▶ **ABOUT THIS EXERCISE**
Exact repetition is the task: copy every entry below.

▶ **AVAILABLE RECORDS**

§ §

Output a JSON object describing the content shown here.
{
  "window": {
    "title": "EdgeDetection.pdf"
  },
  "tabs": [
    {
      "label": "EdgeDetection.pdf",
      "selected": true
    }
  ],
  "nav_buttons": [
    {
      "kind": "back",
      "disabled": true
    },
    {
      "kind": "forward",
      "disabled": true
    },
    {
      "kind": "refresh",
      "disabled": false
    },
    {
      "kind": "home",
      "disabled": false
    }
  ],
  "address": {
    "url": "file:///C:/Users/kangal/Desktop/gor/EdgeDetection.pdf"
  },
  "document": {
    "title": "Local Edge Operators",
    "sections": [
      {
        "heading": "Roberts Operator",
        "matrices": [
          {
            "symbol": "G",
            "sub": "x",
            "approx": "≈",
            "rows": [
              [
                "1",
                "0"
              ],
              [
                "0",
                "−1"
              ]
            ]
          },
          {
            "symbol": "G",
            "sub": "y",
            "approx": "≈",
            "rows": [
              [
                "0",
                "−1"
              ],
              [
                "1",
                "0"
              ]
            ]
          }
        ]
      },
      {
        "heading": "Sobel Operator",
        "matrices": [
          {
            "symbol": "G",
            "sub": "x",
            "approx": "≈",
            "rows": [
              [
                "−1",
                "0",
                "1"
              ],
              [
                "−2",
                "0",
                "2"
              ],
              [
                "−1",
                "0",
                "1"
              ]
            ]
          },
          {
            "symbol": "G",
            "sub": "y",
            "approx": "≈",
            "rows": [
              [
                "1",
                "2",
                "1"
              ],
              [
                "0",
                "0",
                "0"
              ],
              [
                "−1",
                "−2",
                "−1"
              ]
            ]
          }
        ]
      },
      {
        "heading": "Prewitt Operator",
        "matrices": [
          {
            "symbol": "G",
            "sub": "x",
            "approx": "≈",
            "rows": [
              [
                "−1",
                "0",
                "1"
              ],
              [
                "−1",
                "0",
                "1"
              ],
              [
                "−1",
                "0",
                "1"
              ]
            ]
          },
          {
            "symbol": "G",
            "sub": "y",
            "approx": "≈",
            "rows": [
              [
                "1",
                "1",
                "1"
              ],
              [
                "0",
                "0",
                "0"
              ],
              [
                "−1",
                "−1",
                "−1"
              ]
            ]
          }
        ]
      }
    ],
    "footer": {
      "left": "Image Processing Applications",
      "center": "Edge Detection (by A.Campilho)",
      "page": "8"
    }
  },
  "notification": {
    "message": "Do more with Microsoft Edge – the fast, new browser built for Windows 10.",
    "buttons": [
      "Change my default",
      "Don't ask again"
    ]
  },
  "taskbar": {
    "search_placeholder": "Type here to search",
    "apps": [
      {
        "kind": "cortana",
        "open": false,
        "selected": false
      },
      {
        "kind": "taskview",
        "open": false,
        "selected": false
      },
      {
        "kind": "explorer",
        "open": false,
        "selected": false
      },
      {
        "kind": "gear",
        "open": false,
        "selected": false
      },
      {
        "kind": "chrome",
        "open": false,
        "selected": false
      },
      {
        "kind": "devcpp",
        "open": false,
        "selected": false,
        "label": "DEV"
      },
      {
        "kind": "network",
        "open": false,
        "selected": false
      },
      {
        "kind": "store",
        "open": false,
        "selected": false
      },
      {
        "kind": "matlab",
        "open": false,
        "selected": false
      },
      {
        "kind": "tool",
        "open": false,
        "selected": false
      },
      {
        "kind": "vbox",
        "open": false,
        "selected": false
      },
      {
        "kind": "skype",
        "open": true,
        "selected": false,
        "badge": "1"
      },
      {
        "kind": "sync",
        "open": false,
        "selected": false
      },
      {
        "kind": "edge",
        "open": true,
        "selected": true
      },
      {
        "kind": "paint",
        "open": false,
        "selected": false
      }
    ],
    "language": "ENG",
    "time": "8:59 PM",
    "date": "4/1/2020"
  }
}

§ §

▶ **EXERCISE SOLUTION**
Output a JSON object describing the content shown here.
{
  "window": {
    "title": "EdgeDetection.pdf"
  },
  "tabs": [
    {
      "label": "EdgeDetection.pdf",
      "selected": true
    }
  ],
  "nav_buttons": [
    {
      "kind": "back",
      "disabled": true
    },
    {
      "kind": "forward",
      "disabled": true
    },
    {
      "kind": "refresh",
      "disabled": false
    },
    {
      "kind": "home",
      "disabled": false
    }
  ],
  "address": {
    "url": "file:///C:/Users/kangal/Desktop/gor/EdgeDetection.pdf"
  },
  "document": {
    "title": "Local Edge Operators",
    "sections": [
      {
        "heading": "Roberts Operator",
        "matrices": [
          {
            "symbol": "G",
            "sub": "x",
            "approx": "≈",
            "rows": [
              [
                "1",
                "0"
              ],
              [
                "0",
                "−1"
              ]
            ]
          },
          {
            "symbol": "G",
            "sub": "y",
            "approx": "≈",
            "rows": [
              [
                "0",
                "−1"
              ],
              [
                "1",
                "0"
              ]
            ]
          }
        ]
      },
      {
        "heading": "Sobel Operator",
        "matrices": [
          {
            "symbol": "G",
            "sub": "x",
            "approx": "≈",
            "rows": [
              [
                "−1",
                "0",
                "1"
              ],
              [
                "−2",
                "0",
                "2"
              ],
              [
                "−1",
                "0",
                "1"
              ]
            ]
          },
          {
            "symbol": "G",
            "sub": "y",
            "approx": "≈",
            "rows": [
              [
                "1",
                "2",
                "1"
              ],
              [
                "0",
                "0",
                "0"
              ],
              [
                "−1",
                "−2",
                "−1"
              ]
            ]
          }
        ]
      },
      {
        "heading": "Prewitt Operator",
        "matrices": [
          {
            "symbol": "G",
            "sub": "x",
            "approx": "≈",
            "rows": [
              [
                "−1",
                "0",
                "1"
              ],
              [
                "−1",
                "0",
                "1"
              ],
              [
                "−1",
                "0",
                "1"
              ]
            ]
          },
          {
            "symbol": "G",
            "sub": "y",
            "approx": "≈",
            "rows": [
              [
                "1",
                "1",
                "1"
              ],
              [
                "0",
                "0",
                "0"
              ],
              [
                "−1",
                "−1",
                "−1"
              ]
            ]
          }
        ]
      }
    ],
    "footer": {
      "left": "Image Processing Applications",
      "center": "Edge Detection (by A.Campilho)",
      "page": "8"
    }
  },
  "notification": {
    "message": "Do more with Microsoft Edge – the fast, new browser built for Windows 10.",
    "buttons": [
      "Change my default",
      "Don't ask again"
    ]
  },
  "taskbar": {
    "search_placeholder": "Type here to search",
    "apps": [
      {
        "kind": "cortana",
        "open": false,
        "selected": false
      },
      {
        "kind": "taskview",
        "open": false,
        "selected": false
      },
      {
        "kind": "explorer",
        "open": false,
        "selected": false
      },
      {
        "kind": "gear",
        "open": false,
        "selected": false
      },
      {
        "kind": "chrome",
        "open": false,
        "selected": false
      },
      {
        "kind": "devcpp",
        "open": false,
        "selected": false,
        "label": "DEV"
      },
      {
        "kind": "network",
        "open": false,
        "selected": false
      },
      {
        "kind": "store",
        "open": false,
        "selected": false
      },
      {
        "kind": "matlab",
        "open": false,
        "selected": false
      },
      {
        "kind": "tool",
        "open": false,
        "selected": false
      },
      {
        "kind": "vbox",
        "open": false,
        "selected": false
      },
      {
        "kind": "skype",
        "open": true,
        "selected": false,
        "badge": "1"
      },
      {
        "kind": "sync",
        "open": false,
        "selected": false
      },
      {
        "kind": "edge",
        "open": true,
        "selected": true
      },
      {
        "kind": "paint",
        "open": false,
        "selected": false
      }
    ],
    "language": "ENG",
    "time": "8:59 PM",
    "date": "4/1/2020"
  }
}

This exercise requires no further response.